Problem
Which lines in the records below contain the word "roads"? Copy each of them.

[Component data from apps and pages]
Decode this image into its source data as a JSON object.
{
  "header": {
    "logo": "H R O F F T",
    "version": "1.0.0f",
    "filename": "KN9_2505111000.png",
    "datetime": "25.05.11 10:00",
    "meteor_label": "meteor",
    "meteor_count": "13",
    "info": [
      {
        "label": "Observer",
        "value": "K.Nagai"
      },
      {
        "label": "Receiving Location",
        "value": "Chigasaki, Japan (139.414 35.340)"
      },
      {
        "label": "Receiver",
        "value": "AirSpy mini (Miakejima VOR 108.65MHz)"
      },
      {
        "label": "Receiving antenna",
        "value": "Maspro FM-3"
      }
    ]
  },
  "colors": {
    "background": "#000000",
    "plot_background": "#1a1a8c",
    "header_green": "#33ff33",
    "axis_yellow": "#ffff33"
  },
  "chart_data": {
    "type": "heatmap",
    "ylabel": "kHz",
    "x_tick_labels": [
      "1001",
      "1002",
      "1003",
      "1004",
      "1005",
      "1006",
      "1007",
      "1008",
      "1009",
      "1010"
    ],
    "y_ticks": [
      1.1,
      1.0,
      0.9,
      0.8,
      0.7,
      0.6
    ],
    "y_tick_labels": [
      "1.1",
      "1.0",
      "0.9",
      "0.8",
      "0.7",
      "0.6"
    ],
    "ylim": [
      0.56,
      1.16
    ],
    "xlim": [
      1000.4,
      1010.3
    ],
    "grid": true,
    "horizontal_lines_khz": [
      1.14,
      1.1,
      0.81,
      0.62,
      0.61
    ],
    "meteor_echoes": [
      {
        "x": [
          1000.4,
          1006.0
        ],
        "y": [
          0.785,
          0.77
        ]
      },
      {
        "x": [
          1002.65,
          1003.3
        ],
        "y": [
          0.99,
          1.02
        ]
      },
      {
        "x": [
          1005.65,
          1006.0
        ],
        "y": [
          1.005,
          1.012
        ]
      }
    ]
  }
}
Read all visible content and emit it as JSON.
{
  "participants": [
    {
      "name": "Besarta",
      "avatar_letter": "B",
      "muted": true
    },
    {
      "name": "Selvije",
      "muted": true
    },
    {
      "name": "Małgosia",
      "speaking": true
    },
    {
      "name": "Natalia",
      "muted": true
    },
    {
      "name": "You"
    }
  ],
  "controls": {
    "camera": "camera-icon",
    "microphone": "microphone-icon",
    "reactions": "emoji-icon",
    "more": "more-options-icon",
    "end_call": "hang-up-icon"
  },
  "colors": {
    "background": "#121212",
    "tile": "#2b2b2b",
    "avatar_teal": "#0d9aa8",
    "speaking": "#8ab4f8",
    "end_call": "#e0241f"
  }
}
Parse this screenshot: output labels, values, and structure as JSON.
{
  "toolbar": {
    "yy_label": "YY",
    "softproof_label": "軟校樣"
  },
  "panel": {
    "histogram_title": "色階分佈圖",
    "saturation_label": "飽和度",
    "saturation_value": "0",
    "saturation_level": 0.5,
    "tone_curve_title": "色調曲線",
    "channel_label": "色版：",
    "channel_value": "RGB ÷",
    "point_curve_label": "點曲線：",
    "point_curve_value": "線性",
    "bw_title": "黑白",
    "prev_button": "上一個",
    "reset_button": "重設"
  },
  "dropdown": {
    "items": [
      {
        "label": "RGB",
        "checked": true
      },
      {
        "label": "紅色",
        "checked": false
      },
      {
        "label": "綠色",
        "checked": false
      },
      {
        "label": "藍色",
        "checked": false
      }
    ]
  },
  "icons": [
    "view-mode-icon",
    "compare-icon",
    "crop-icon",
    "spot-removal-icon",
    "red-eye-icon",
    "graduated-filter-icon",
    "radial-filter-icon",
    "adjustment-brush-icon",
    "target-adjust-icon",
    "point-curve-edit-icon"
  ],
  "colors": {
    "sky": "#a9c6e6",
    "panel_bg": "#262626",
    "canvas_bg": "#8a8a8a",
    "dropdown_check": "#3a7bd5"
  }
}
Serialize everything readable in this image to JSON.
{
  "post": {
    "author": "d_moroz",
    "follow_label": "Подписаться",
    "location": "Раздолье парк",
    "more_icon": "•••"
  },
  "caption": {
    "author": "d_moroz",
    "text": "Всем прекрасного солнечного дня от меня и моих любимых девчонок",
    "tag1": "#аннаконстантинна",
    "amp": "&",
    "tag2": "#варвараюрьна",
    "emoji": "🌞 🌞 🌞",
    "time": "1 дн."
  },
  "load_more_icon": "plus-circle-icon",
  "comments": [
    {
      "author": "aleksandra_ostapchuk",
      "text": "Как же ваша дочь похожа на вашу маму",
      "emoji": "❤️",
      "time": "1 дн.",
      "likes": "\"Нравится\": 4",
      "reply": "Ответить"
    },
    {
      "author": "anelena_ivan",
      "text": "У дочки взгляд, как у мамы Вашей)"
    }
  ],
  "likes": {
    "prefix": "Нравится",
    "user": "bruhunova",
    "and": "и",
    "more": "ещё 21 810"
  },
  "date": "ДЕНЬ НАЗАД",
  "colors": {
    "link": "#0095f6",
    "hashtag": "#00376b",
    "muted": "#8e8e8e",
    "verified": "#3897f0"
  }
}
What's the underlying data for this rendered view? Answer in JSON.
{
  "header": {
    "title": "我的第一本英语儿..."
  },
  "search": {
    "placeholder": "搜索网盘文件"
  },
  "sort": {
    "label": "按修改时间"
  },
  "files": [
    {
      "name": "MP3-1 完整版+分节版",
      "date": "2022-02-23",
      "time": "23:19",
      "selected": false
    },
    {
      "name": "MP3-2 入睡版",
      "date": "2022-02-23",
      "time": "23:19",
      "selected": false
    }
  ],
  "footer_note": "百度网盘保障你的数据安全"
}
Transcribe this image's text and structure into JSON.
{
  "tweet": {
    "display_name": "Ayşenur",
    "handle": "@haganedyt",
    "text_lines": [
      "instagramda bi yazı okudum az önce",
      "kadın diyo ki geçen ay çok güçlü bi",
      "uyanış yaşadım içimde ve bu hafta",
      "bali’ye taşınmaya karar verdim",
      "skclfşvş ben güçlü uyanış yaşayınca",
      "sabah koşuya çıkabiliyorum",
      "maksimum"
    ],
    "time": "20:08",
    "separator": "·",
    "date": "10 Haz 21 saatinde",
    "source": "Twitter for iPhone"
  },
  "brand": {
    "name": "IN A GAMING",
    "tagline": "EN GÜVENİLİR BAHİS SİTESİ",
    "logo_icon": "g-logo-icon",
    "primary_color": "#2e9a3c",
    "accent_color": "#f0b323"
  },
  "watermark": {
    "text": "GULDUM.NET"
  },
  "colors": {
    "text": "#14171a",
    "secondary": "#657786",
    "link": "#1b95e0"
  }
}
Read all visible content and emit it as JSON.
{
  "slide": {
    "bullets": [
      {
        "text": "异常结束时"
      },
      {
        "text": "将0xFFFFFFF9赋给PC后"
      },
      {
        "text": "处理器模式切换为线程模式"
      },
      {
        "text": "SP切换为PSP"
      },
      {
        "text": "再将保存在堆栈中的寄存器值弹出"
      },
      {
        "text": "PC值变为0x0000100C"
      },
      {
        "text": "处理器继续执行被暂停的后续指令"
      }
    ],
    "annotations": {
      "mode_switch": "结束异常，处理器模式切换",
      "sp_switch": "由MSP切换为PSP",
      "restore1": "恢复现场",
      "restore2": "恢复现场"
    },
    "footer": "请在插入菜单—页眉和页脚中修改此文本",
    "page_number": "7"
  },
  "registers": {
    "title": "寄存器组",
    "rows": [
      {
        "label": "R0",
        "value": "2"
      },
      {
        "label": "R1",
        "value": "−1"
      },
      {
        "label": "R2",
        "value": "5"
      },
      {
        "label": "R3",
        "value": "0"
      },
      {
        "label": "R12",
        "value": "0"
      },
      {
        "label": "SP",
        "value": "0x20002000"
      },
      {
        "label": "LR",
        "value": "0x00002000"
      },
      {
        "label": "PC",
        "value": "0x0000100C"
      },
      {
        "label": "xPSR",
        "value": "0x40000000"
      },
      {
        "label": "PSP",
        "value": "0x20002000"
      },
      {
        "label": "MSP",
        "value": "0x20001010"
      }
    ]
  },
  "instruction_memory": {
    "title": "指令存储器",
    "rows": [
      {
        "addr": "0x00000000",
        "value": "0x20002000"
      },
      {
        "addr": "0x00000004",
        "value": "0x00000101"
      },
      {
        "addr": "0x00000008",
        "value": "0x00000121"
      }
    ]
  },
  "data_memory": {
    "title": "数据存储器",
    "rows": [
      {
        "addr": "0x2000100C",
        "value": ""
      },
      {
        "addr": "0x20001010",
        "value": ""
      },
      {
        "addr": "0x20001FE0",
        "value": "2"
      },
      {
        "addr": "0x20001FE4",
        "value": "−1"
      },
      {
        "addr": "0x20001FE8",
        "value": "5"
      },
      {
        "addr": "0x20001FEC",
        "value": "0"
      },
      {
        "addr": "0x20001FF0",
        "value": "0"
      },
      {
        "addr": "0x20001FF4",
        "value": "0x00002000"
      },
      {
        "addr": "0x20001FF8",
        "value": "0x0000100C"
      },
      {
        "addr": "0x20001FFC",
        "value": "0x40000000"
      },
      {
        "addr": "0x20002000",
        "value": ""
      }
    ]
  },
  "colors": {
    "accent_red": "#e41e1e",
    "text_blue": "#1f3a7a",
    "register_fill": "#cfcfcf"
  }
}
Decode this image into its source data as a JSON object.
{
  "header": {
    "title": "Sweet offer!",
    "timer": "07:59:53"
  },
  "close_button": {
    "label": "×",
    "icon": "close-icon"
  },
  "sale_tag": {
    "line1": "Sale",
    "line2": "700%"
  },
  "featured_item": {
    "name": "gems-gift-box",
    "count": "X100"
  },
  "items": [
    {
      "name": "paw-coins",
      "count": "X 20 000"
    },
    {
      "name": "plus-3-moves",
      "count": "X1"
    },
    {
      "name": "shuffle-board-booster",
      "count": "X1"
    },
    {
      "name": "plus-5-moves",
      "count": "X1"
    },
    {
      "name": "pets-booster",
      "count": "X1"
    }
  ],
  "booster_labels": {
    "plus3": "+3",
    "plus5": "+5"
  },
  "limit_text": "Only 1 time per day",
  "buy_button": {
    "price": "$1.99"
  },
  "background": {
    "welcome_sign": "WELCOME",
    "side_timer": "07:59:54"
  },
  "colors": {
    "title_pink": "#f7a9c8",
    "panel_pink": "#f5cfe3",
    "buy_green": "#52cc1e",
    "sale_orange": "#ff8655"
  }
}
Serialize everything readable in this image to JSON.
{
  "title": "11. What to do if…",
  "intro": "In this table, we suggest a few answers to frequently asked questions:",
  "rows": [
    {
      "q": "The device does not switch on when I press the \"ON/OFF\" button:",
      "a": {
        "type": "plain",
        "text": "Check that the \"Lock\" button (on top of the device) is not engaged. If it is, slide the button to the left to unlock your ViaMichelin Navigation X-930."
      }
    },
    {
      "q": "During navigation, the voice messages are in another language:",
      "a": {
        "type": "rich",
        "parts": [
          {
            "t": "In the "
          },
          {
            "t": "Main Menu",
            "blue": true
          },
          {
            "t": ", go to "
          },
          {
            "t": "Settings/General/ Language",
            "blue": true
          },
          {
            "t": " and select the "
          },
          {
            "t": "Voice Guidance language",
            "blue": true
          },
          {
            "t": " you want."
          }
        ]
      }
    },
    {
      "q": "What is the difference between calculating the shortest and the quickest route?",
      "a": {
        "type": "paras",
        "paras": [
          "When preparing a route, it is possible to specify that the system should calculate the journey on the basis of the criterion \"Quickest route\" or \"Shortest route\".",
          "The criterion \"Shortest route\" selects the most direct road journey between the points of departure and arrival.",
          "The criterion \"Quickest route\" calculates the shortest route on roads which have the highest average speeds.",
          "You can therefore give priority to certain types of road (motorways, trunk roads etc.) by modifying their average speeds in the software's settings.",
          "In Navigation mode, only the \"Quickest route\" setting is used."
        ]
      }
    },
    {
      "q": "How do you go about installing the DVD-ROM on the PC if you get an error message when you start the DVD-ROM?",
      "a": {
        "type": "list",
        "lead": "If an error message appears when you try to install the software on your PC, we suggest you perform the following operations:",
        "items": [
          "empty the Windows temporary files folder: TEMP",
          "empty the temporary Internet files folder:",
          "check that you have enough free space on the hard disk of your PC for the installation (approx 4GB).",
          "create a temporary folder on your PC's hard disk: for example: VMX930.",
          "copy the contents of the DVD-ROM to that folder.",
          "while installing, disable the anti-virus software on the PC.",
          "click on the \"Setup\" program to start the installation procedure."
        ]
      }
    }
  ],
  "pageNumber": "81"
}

Exercise response
          "The criterion \"Quickest route\" calculates the shortest route on roads which have the highest average speeds.",
          "You can therefore give priority to certain types of road (motorways, trunk roads etc.) by modifying their average speeds in the software's settings.",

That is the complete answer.